*WHAT YOU SHOULD DO*:
Return every line below as is, leaving out the pictures.
******************************
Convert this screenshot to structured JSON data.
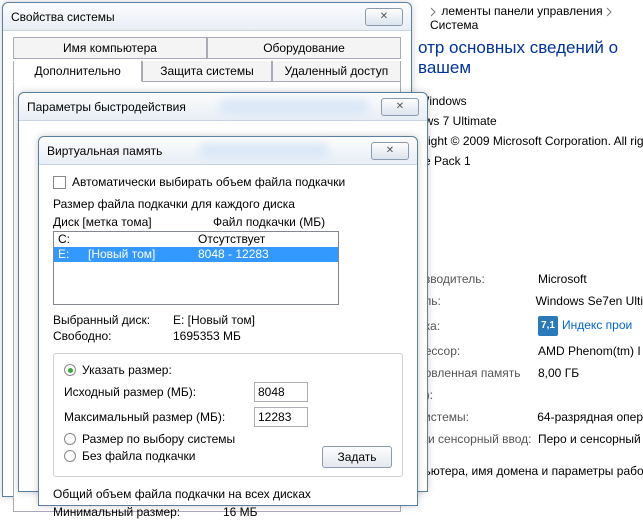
{
  "bg": {
    "breadcrumb1": "лементы панели управления",
    "breadcrumb2": "Система",
    "heading": "отр основных сведений о вашем",
    "line1": "Windows",
    "line2": "ows 7 Ultimate",
    "line3": "yright © 2009 Microsoft Corporation.  All rig",
    "line4": "ce Pack 1",
    "rows": {
      "maker_l": "изводитель:",
      "maker_v": "Microsoft",
      "model_l": "ель:",
      "model_v": "Windows Se7en Ulti",
      "rating_l": "нка:",
      "rating_badge": "7,1",
      "rating_v": "Индекс прои",
      "cpu_l": "цессор:",
      "cpu_v": "AMD Phenom(tm) I",
      "ram_l": "новленная память",
      "ram_v": "8,00 ГБ",
      "ramhint": "У):",
      "arch_l": "системы:",
      "arch_v": "64-разрядная опер",
      "pen_l": "о и сенсорный ввод:",
      "pen_v": "Перо и сенсорный"
    },
    "footer": "пьютера, имя домена и параметры рабо"
  },
  "sysprop": {
    "title": "Свойства системы",
    "tabs1": {
      "a": "Имя компьютера",
      "b": "Оборудование"
    },
    "tabs2": {
      "a": "Дополнительно",
      "b": "Защита системы",
      "c": "Удаленный доступ"
    }
  },
  "perf": {
    "title": "Параметры быстродействия"
  },
  "vmem": {
    "title": "Виртуальная память",
    "auto": "Автоматически выбирать объем файла подкачки",
    "each": "Размер файла подкачки для каждого диска",
    "hdr_disk": "Диск [метка тома]",
    "hdr_file": "Файл подкачки (МБ)",
    "rows": [
      {
        "d": "C:",
        "vol": "",
        "pf": "Отсутствует",
        "sel": false
      },
      {
        "d": "E:",
        "vol": "[Новый том]",
        "pf": "8048 - 12283",
        "sel": true
      }
    ],
    "seldisk_l": "Выбранный диск:",
    "seldisk_v": "E:   [Новый том]",
    "free_l": "Свободно:",
    "free_v": "1695353 МБ",
    "opt_custom": "Указать размер:",
    "init_l": "Исходный размер (МБ):",
    "init_v": "8048",
    "max_l": "Максимальный размер (МБ):",
    "max_v": "12283",
    "opt_sys": "Размер по выбору системы",
    "opt_none": "Без файла подкачки",
    "set_btn": "Задать",
    "total_hdr": "Общий объем файла подкачки на всех дисках",
    "min_l": "Минимальный размер:",
    "min_v": "16 МБ"
  }
}
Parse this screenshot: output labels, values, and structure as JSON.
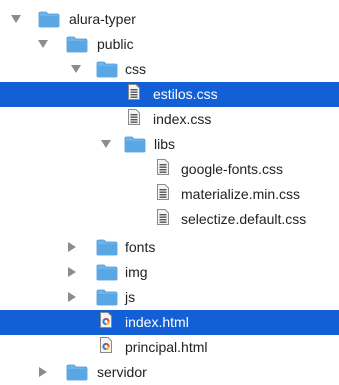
{
  "tree": {
    "items": [
      {
        "label": "alura-typer",
        "icon": "folder-icon",
        "expanded": true,
        "selected": false
      },
      {
        "label": "public",
        "icon": "folder-icon",
        "expanded": true,
        "selected": false
      },
      {
        "label": "css",
        "icon": "folder-icon",
        "expanded": true,
        "selected": false
      },
      {
        "label": "estilos.css",
        "icon": "css-file-icon",
        "selected": true
      },
      {
        "label": "index.css",
        "icon": "css-file-icon",
        "selected": false
      },
      {
        "label": "libs",
        "icon": "folder-icon",
        "expanded": true,
        "selected": false
      },
      {
        "label": "google-fonts.css",
        "icon": "css-file-icon",
        "selected": false
      },
      {
        "label": "materialize.min.css",
        "icon": "css-file-icon",
        "selected": false
      },
      {
        "label": "selectize.default.css",
        "icon": "css-file-icon",
        "selected": false
      },
      {
        "label": "fonts",
        "icon": "folder-icon",
        "expanded": false,
        "selected": false
      },
      {
        "label": "img",
        "icon": "folder-icon",
        "expanded": false,
        "selected": false
      },
      {
        "label": "js",
        "icon": "folder-icon",
        "expanded": false,
        "selected": false
      },
      {
        "label": "index.html",
        "icon": "html-file-icon",
        "selected": true
      },
      {
        "label": "principal.html",
        "icon": "html-file-icon",
        "selected": false
      },
      {
        "label": "servidor",
        "icon": "folder-icon",
        "expanded": false,
        "selected": false
      }
    ]
  },
  "colors": {
    "selection": "#1360d6",
    "folder": "#5aa7e6",
    "disclosure": "#8c8c8c"
  }
}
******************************
*OUTPUT FOR THIS EXERCISE*:
Convert this screenshot to structured JSON data.
{
  "bg": {
    "breadcrumb1": "лементы панели управления",
    "breadcrumb2": "Система",
    "heading": "отр основных сведений о вашем",
    "line1": "Windows",
    "line2": "ows 7 Ultimate",
    "line3": "yright © 2009 Microsoft Corporation.  All rig",
    "line4": "ce Pack 1",
    "rows": {
      "maker_l": "изводитель:",
      "maker_v": "Microsoft",
      "model_l": "ель:",
      "model_v": "Windows Se7en Ulti",
      "rating_l": "нка:",
      "rating_badge": "7,1",
      "rating_v": "Индекс прои",
      "cpu_l": "цессор:",
      "cpu_v": "AMD Phenom(tm) I",
      "ram_l": "новленная память",
      "ram_v": "8,00 ГБ",
      "ramhint": "У):",
      "arch_l": "системы:",
      "arch_v": "64-разрядная опер",
      "pen_l": "о и сенсорный ввод:",
      "pen_v": "Перо и сенсорный"
    },
    "footer": "пьютера, имя домена и параметры рабо"
  },
  "sysprop": {
    "title": "Свойства системы",
    "tabs1": {
      "a": "Имя компьютера",
      "b": "Оборудование"
    },
    "tabs2": {
      "a": "Дополнительно",
      "b": "Защита системы",
      "c": "Удаленный доступ"
    }
  },
  "perf": {
    "title": "Параметры быстродействия"
  },
  "vmem": {
    "title": "Виртуальная память",
    "auto": "Автоматически выбирать объем файла подкачки",
    "each": "Размер файла подкачки для каждого диска",
    "hdr_disk": "Диск [метка тома]",
    "hdr_file": "Файл подкачки (МБ)",
    "rows": [
      {
        "d": "C:",
        "vol": "",
        "pf": "Отсутствует",
        "sel": false
      },
      {
        "d": "E:",
        "vol": "[Новый том]",
        "pf": "8048 - 12283",
        "sel": true
      }
    ],
    "seldisk_l": "Выбранный диск:",
    "seldisk_v": "E:   [Новый том]",
    "free_l": "Свободно:",
    "free_v": "1695353 МБ",
    "opt_custom": "Указать размер:",
    "init_l": "Исходный размер (МБ):",
    "init_v": "8048",
    "max_l": "Максимальный размер (МБ):",
    "max_v": "12283",
    "opt_sys": "Размер по выбору системы",
    "opt_none": "Без файла подкачки",
    "set_btn": "Задать",
    "total_hdr": "Общий объем файла подкачки на всех дисках",
    "min_l": "Минимальный размер:",
    "min_v": "16 МБ"
  }
}
Parse this screenshot: output labels, values, and structure as JSON.
{
  "tree": {
    "items": [
      {
        "label": "alura-typer",
        "icon": "folder-icon",
        "expanded": true,
        "selected": false
      },
      {
        "label": "public",
        "icon": "folder-icon",
        "expanded": true,
        "selected": false
      },
      {
        "label": "css",
        "icon": "folder-icon",
        "expanded": true,
        "selected": false
      },
      {
        "label": "estilos.css",
        "icon": "css-file-icon",
        "selected": true
      },
      {
        "label": "index.css",
        "icon": "css-file-icon",
        "selected": false
      },
      {
        "label": "libs",
        "icon": "folder-icon",
        "expanded": true,
        "selected": false
      },
      {
        "label": "google-fonts.css",
        "icon": "css-file-icon",
        "selected": false
      },
      {
        "label": "materialize.min.css",
        "icon": "css-file-icon",
        "selected": false
      },
      {
        "label": "selectize.default.css",
        "icon": "css-file-icon",
        "selected": false
      },
      {
        "label": "fonts",
        "icon": "folder-icon",
        "expanded": false,
        "selected": false
      },
      {
        "label": "img",
        "icon": "folder-icon",
        "expanded": false,
        "selected": false
      },
      {
        "label": "js",
        "icon": "folder-icon",
        "expanded": false,
        "selected": false
      },
      {
        "label": "index.html",
        "icon": "html-file-icon",
        "selected": true
      },
      {
        "label": "principal.html",
        "icon": "html-file-icon",
        "selected": false
      },
      {
        "label": "servidor",
        "icon": "folder-icon",
        "expanded": false,
        "selected": false
      }
    ]
  },
  "colors": {
    "selection": "#1360d6",
    "folder": "#5aa7e6",
    "disclosure": "#8c8c8c"
  }
}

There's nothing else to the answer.